[Opening RECORDS FOR THE EXERCISE section]

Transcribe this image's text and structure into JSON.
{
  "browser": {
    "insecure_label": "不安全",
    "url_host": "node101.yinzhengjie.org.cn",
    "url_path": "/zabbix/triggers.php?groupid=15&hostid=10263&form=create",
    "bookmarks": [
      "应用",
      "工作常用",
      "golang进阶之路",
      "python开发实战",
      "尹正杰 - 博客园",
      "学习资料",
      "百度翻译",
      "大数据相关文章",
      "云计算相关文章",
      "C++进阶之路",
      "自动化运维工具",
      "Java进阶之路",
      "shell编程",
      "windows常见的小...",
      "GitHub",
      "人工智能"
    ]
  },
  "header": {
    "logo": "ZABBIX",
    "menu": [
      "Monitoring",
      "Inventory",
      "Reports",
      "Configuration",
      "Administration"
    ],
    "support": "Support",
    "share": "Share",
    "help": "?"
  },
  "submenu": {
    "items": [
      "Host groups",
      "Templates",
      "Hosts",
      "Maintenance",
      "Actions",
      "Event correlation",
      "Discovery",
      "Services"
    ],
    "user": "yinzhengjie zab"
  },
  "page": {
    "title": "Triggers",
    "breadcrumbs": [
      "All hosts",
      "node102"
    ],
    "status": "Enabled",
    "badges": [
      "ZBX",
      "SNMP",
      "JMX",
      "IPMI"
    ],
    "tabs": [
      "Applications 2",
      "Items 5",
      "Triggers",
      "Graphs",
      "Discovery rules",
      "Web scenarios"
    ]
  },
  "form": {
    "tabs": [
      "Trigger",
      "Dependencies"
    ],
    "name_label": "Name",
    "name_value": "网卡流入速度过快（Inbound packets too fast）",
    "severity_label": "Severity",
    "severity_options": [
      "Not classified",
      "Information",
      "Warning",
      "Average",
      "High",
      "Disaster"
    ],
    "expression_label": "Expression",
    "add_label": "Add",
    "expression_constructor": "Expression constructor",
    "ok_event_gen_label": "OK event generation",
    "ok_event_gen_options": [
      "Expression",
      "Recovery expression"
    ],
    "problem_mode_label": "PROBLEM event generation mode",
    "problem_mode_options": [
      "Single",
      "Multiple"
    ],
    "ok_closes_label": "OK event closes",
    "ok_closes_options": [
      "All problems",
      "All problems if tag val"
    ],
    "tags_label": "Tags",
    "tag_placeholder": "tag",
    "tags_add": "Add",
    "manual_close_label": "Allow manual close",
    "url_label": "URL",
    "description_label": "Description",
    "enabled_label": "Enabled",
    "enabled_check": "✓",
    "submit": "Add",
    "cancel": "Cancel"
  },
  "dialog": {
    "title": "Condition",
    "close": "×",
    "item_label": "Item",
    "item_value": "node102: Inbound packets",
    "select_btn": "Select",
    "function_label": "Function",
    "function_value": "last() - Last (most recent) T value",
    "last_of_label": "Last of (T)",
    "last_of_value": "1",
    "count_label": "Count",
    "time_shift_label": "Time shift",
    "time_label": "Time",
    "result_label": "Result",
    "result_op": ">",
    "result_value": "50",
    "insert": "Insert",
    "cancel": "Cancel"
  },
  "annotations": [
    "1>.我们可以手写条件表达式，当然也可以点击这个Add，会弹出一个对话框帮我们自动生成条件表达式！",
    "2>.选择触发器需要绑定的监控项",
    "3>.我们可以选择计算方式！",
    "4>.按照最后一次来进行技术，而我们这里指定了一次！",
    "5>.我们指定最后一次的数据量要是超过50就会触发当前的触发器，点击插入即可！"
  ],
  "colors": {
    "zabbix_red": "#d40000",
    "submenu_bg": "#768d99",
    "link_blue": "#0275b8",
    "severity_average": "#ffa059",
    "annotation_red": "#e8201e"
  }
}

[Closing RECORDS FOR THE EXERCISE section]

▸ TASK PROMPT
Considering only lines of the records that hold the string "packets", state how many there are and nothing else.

▸ TASK RESPONSE
2